A Reminder ~ You Are Not Alone

We are all social distancing, but you are not alone.

If you are heading along Great Road, stop by First Church of Christ at #25 and visit our prayer banner.

If you are grieving a loss yourself or missing something important to you, or if you want to share gratitude for what gives you hope, name it on the banner.

Letter to the Editor: Coronavirus Testing~Tuesdays on Bedford Common

I appreciate the coverage of Covid19 testing, a collaboration of the Bedford Research Foundation and First Parish Unitarian Universalist Church on Bedford Common, in The Bedford Citizen.  

We want to make this testing more widely known.  The testing is open to everyone, regardless of town of residence, symptomology, affiliation, or ability to pay.

 First Parish is providing a prominent and central location, volunteers, and our communication network to promote universal testing.

Earth Week film and discussion

Observe Earth Day by watching The Human Element, an arresting new documentary from the producers of Racing Extinction and Chasing Ice.  Environmental photographer James Balog captures the lives of everyday Americans on the front lines of climate change.

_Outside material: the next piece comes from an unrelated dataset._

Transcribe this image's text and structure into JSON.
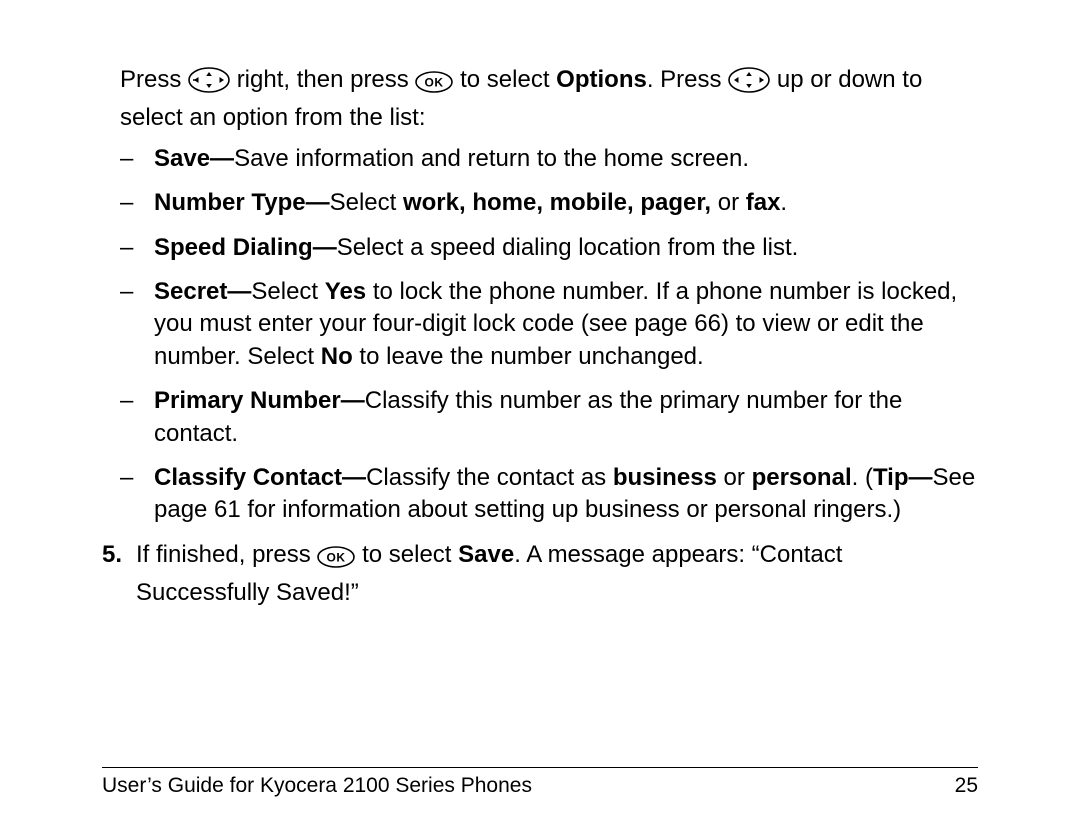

With compassion and heart, the stories he tells come from across our country and challenge us to reevaluate our relationship with the natural world. Now, due to the coronavirus restrictions on gatherings, James Balog and the distributor, Earth Vision Institute, are offering a link to view the film <> for free from home during Earth Week, from April 17 to the 26th. St. Paul’s Episcopal Church is planning 1-2 virtual discussion groups on April 26-27.  Check the parish website and/or Facebook page closer to the dates for details, or call the office at 781-275-8262 for more information.

Black History and First Parish on Bedford Common ~ Nanne’s Life Matters

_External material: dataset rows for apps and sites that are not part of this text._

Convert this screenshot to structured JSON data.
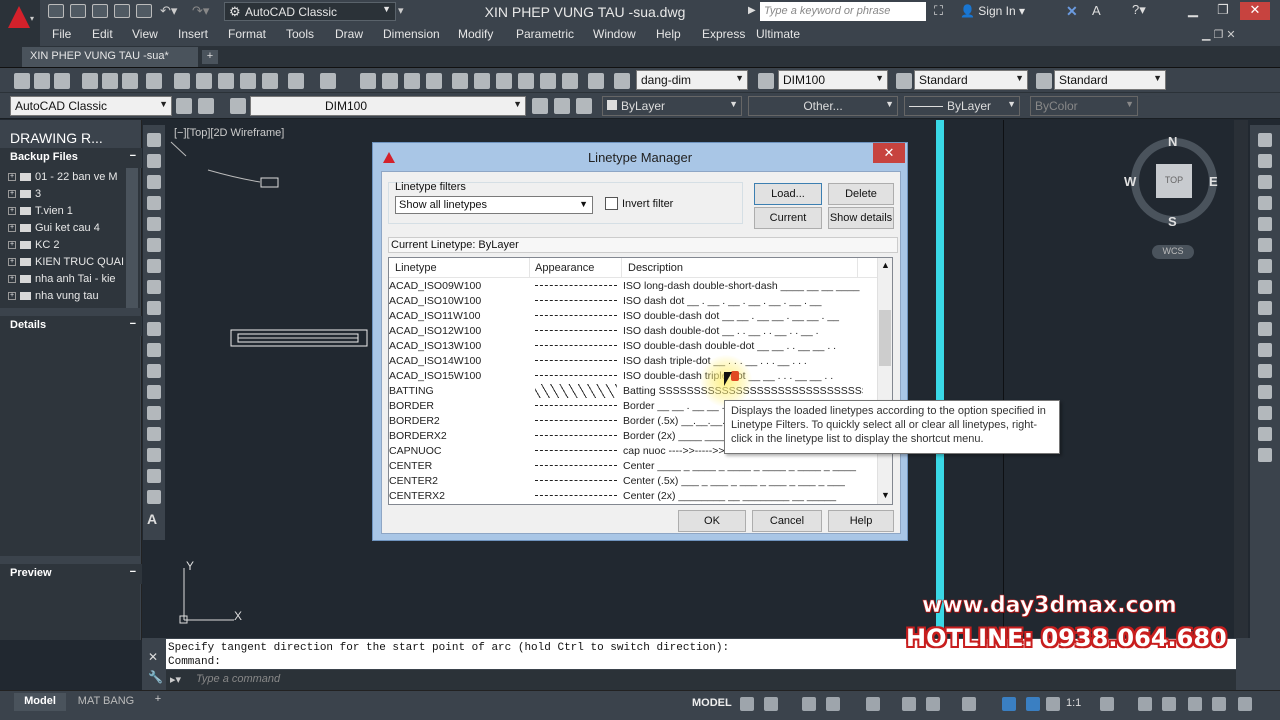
{
  "window": {
    "workspace": "AutoCAD Classic",
    "title": "XIN PHEP VUNG TAU -sua.dwg",
    "search_placeholder": "Type a keyword or phrase",
    "signin": "Sign In"
  },
  "menu": [
    "File",
    "Edit",
    "View",
    "Insert",
    "Format",
    "Tools",
    "Draw",
    "Dimension",
    "Modify",
    "Parametric",
    "Window",
    "Help",
    "Express",
    "Ultimate"
  ],
  "doc_tab": "XIN PHEP VUNG TAU -sua*",
  "toolbar": {
    "dimstyle": "dang-dim",
    "dimstyle2": "DIM100",
    "textstyle": "Standard",
    "tablestyle": "Standard",
    "workspace2": "AutoCAD Classic",
    "layer": "DIM100",
    "color": "ByLayer",
    "linetype": "Other...",
    "lineweight": "ByLayer",
    "plotstyle": "ByColor"
  },
  "palette": {
    "title": "DRAWING R...",
    "backup": "Backup Files",
    "items": [
      "01 - 22 ban ve M",
      "3",
      "T.vien 1",
      "Gui ket cau 4",
      "KC 2",
      "KIEN TRUC QUAI",
      "nha anh Tai - kie",
      "nha vung tau"
    ],
    "details": "Details",
    "preview": "Preview"
  },
  "viewport_label": "[−][Top][2D Wireframe]",
  "viewcube": {
    "n": "N",
    "s": "S",
    "e": "E",
    "w": "W",
    "top": "TOP",
    "wcs": "WCS"
  },
  "dialog": {
    "title": "Linetype Manager",
    "filters_label": "Linetype filters",
    "filter_value": "Show all linetypes",
    "invert": "Invert filter",
    "load": "Load...",
    "delete": "Delete",
    "current": "Current",
    "show_details": "Show details",
    "current_linetype": "Current Linetype:  ByLayer",
    "columns": [
      "Linetype",
      "Appearance",
      "Description"
    ],
    "rows": [
      {
        "name": "ACAD_ISO09W100",
        "desc": "ISO long-dash double-short-dash ____ __ __ ____"
      },
      {
        "name": "ACAD_ISO10W100",
        "desc": "ISO dash dot __ . __ . __ . __ . __ . __ . __"
      },
      {
        "name": "ACAD_ISO11W100",
        "desc": "ISO double-dash dot __ __ . __ __ . __ __ . __"
      },
      {
        "name": "ACAD_ISO12W100",
        "desc": "ISO dash double-dot __ . . __ . . __ . . __ ."
      },
      {
        "name": "ACAD_ISO13W100",
        "desc": "ISO double-dash double-dot __ __ . . __ __ . ."
      },
      {
        "name": "ACAD_ISO14W100",
        "desc": "ISO dash triple-dot __ . . . __ . . . __ . . ."
      },
      {
        "name": "ACAD_ISO15W100",
        "desc": "ISO double-dash triple-dot __ __ . . . __ __ . ."
      },
      {
        "name": "BATTING",
        "desc": "Batting SSSSSSSSSSSSSSSSSSSSSSSSSSSSSSSSSSS"
      },
      {
        "name": "BORDER",
        "desc": "Border __ __ . __ __ . __ __ . __ __ . __ __ ."
      },
      {
        "name": "BORDER2",
        "desc": "Border (.5x) __.__.__.__.__.__.__.__.__.__."
      },
      {
        "name": "BORDERX2",
        "desc": "Border (2x) ____ ____ . ____ ____ . ___"
      },
      {
        "name": "CAPNUOC",
        "desc": "cap nuoc ---->>----->>-----"
      },
      {
        "name": "CENTER",
        "desc": "Center ____ _ ____ _ ____ _ ____ _ ____ _ ____"
      },
      {
        "name": "CENTER2",
        "desc": "Center (.5x) ___ _ ___ _ ___ _ ___ _ ___ _ ___"
      },
      {
        "name": "CENTERX2",
        "desc": "Center (2x) ________ __ ________ __ _____"
      }
    ],
    "ok": "OK",
    "cancel": "Cancel",
    "help": "Help"
  },
  "tooltip": "Displays the loaded linetypes according to the option specified in Linetype Filters. To quickly select all or clear all linetypes, right-click in the linetype list to display the shortcut menu.",
  "command": {
    "line1": "Specify tangent direction for the start point of arc (hold Ctrl to switch direction):",
    "line2": "Command:",
    "placeholder": "Type a command"
  },
  "status": {
    "model_tab": "Model",
    "layout_tab": "MAT BANG",
    "model": "MODEL",
    "scale": "1:1"
  },
  "watermark": {
    "url": "www.day3dmax.com",
    "hotline": "HOTLINE: 0938.064.680"
  },
  "colors": {
    "accent_red": "#d4212b",
    "cyan_line": "#3ad8e6",
    "dialog_frame": "#a9c6e6"
  }
}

In a Sunday morning service on February 2, at the start of Black History Month,  First Parish on Bedford Common dedicated a small new plaque. It remembers a woman named Nanne and is installed beneath a memorial to Bedford’s first minister, Nicholas Bowes, her owner.